The Commissioner, in the notice of tax deficiency, determined that the commissions and other expenses incurred in selling foreclosed property were not deductible under section 162(a) but rather were required to be taken into account through increases in Metropolitan's reserve for bad debts, as costs of disposing of such property, under section 595 of the Code. This resulted in an increase of Metropolitan's 1968 and 1969 taxable income by the respective amount of the disallowed expenses and a corresponding decrease of such income, by reason of the additions to the reserve, in the amount of $134,128 for 1968 and $22,658 for 1969. Thus, the net effect of the Commissioner's action was to increase Metropolitan's 1968 taxable income by $89,418 and that of 1969 by $15,106. The alleged deficiencies primarily are the result of these adjustments.
Appellant contends that the Commissioner's adjustments are improper because (1) post-foreclosure expenses should be fully deductible under section 162(a) except where applicable state law makes the borrower accountable therefor to the lender, a situation not present in this case, (2) such expenses are "ordinary and necessary" expenses incurred by Metropolitan in carrying on its trade or business, and (3) the term "amount realized," as used in the second sentence of section 595(b), means "the sum of money received plus the fair market value of the property (other than money) received" undiminished by foreclosure expenses.
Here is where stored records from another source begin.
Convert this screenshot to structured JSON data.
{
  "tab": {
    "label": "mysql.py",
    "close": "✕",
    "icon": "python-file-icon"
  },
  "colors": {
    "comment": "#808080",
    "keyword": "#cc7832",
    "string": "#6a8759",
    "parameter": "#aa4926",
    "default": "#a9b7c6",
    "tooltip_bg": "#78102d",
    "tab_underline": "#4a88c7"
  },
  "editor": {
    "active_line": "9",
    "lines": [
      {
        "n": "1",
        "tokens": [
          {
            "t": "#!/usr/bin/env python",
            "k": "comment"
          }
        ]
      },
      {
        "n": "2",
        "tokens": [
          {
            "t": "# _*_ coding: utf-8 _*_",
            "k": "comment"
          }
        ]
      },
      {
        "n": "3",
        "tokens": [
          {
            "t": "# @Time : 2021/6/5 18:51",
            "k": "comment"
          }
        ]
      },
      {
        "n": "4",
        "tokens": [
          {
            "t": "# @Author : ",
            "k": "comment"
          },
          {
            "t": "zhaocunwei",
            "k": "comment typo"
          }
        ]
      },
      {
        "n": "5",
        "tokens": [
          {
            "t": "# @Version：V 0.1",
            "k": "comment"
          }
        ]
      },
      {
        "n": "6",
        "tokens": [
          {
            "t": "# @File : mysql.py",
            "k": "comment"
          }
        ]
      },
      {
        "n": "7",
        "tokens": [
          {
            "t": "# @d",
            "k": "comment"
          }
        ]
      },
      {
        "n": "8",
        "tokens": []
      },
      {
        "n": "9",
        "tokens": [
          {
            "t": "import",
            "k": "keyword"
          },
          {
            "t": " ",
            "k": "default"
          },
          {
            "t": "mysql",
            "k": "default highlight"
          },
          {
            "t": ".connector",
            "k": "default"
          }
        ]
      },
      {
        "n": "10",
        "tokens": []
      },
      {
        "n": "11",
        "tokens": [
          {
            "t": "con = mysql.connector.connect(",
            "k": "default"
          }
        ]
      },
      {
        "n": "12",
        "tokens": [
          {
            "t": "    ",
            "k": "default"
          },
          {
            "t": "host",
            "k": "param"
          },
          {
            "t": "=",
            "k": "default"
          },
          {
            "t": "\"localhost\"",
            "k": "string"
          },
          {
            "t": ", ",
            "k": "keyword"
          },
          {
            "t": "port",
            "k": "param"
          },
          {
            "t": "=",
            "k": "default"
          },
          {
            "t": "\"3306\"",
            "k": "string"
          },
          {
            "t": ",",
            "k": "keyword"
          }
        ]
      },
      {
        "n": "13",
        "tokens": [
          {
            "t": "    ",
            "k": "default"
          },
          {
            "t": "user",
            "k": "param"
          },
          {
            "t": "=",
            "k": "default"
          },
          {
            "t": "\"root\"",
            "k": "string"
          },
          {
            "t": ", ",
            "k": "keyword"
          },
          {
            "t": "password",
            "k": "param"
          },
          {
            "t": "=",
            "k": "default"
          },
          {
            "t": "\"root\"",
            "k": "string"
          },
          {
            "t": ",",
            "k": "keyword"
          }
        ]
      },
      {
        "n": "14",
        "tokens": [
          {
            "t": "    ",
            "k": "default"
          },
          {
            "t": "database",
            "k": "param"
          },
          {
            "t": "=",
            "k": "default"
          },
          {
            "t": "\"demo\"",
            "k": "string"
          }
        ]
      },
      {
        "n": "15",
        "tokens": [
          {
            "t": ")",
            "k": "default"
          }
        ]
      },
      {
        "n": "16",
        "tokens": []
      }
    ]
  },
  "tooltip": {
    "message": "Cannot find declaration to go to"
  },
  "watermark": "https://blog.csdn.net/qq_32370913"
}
The Commissioner's arguments essentially rest on the propositions that selling expenses generally reduce the amount realized on the disposition of a capital asset, See Woodward v. Commissioner, 397 U.S. 572, 574-75, 90 S. Ct. 1302, 25 L. Ed. 2d 577 (1970), and that only by so treating expenses such as foreclosure expenses can the purposes of section 595 be achieved. The latter is true, the Commissioner argues, because section 595 treats the foreclosure and sale of property as a single transaction consisting of repayment of the debt in which foreclosure expenses reduce the amount so repaid.
This case presents precisely the type of issues with respect to which we should accord substantial deference to the Tax Court. The resolution of such technical issues affecting a single industry is a task for which the Tax Court is well suited. For this reason alone we would be reluctant to overturn the Tax Court's judgment.
In this instance, however, we have analyzed the issues independently and find that we wholeheartedly agree with the Tax Court's decision and its accompanying reasons. We, therefore, affirm its judgment and adopt its analysis of the issues. It will serve no useful purpose to extend this opinion by repeating this analysis.